→ YOUR OBJECTIVE:
Scan the entries below for the word "lekarze" and copy every line where it turns up.

(Web page and app entries)
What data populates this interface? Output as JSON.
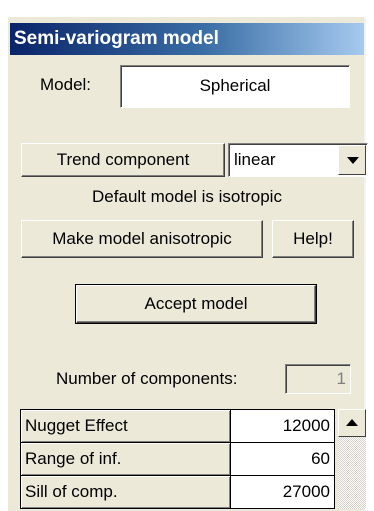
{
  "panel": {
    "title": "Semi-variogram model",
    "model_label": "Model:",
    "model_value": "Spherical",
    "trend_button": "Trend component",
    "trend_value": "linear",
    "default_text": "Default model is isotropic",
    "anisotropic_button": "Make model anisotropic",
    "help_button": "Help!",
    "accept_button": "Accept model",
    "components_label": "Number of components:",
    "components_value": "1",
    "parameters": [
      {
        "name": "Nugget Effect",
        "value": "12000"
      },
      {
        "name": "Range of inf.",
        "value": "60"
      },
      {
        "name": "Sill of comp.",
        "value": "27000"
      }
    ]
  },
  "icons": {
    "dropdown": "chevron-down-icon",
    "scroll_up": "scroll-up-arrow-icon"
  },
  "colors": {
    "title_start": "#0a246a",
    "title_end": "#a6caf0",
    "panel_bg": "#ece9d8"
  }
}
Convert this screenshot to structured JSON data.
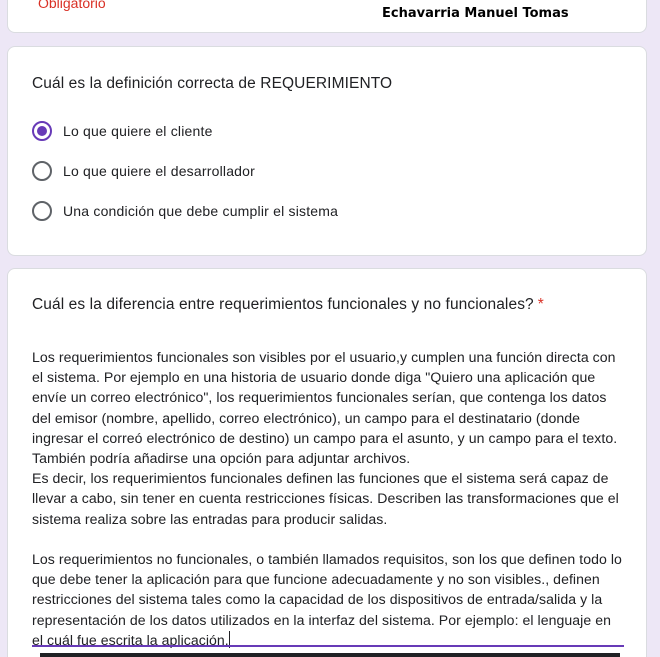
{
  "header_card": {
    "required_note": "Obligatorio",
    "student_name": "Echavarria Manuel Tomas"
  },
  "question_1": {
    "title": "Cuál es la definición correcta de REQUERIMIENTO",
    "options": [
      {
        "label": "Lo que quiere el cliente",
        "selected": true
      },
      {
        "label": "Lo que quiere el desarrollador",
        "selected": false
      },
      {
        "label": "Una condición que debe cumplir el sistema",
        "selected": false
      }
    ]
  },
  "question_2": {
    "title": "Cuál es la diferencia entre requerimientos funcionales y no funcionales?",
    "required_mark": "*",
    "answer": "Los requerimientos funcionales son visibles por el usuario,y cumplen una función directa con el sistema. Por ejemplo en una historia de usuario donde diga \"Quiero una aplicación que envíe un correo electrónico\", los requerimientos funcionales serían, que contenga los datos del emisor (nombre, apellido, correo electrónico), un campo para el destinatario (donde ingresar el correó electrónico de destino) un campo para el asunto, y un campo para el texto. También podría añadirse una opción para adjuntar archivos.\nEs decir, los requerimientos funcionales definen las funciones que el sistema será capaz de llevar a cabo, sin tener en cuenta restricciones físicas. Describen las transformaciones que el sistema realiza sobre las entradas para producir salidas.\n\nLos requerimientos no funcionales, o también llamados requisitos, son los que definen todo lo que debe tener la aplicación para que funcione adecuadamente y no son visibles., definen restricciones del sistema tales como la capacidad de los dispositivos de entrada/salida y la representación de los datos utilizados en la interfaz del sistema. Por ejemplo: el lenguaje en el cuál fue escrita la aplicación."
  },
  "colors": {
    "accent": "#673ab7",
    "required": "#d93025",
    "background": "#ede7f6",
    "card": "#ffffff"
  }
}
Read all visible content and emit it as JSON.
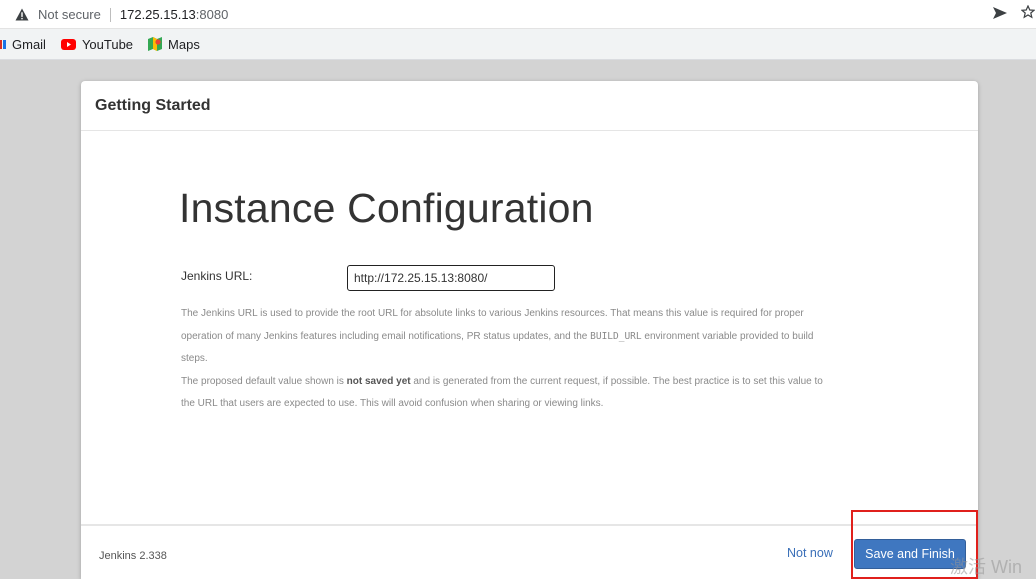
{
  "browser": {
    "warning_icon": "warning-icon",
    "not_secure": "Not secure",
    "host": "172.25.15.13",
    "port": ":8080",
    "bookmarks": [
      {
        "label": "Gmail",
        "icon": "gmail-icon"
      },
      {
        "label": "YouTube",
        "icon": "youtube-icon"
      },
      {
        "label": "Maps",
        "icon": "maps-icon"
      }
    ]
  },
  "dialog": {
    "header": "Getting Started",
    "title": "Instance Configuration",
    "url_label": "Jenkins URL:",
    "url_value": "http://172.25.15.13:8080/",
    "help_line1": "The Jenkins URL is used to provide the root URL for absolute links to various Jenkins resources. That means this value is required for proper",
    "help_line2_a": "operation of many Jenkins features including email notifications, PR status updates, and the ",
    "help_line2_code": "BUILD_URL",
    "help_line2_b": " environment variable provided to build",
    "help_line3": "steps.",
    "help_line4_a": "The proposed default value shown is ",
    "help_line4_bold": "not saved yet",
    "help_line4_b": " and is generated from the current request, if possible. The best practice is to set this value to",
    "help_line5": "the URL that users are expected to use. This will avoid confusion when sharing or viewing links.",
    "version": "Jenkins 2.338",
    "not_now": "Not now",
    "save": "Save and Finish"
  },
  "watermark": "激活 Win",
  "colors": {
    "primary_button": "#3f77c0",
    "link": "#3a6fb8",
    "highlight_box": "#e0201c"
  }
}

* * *

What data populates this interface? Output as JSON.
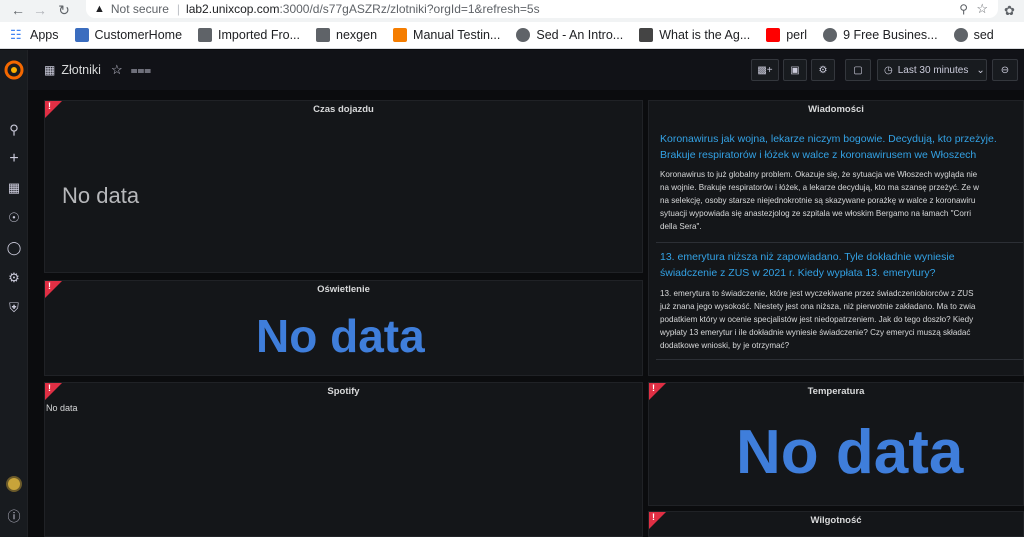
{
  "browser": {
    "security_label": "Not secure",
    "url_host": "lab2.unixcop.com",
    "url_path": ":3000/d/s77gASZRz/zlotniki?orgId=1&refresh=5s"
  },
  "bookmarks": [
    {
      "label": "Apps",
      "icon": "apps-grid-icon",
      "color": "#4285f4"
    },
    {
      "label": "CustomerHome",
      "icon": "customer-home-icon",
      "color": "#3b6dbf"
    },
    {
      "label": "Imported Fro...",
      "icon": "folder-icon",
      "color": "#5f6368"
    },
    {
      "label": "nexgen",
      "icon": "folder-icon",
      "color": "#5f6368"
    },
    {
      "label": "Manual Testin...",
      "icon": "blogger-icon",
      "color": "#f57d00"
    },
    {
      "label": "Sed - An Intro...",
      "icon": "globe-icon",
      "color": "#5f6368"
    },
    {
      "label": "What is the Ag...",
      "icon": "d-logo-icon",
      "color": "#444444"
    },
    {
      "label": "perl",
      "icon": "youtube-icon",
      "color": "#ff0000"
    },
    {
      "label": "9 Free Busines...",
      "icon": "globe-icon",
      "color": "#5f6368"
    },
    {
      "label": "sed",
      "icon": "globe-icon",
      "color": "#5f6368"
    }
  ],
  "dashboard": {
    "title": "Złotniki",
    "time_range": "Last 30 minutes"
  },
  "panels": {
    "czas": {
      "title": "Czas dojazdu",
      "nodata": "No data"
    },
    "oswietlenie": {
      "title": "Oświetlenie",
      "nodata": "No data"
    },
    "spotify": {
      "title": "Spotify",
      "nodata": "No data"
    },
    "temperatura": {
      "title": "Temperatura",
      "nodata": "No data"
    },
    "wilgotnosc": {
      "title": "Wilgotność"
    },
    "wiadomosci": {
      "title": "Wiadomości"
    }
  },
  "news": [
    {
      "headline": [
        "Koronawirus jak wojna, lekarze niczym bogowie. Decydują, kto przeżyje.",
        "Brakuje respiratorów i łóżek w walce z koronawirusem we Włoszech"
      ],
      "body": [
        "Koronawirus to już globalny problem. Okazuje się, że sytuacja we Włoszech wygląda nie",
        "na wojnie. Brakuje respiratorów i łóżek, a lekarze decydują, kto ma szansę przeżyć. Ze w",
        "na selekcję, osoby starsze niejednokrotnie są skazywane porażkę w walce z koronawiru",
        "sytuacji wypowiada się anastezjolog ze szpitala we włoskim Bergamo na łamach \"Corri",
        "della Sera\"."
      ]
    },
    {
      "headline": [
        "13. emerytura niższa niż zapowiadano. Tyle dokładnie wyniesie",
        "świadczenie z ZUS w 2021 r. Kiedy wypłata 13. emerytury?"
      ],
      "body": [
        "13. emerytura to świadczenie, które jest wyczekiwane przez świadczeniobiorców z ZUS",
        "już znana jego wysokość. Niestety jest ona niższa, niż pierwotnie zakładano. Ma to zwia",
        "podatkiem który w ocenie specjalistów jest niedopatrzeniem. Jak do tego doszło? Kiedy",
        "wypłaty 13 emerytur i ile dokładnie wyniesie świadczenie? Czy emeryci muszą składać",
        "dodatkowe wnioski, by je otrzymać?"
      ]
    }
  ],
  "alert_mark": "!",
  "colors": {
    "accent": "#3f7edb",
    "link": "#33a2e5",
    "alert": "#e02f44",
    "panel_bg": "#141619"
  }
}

→ EXERCISE OUTPUT:
        "Koronawirus jak wojna, lekarze niczym bogowie. Decydują, kto przeżyje.",
        "na wojnie. Brakuje respiratorów i łóżek, a lekarze decydują, kto ma szansę przeżyć. Ze w",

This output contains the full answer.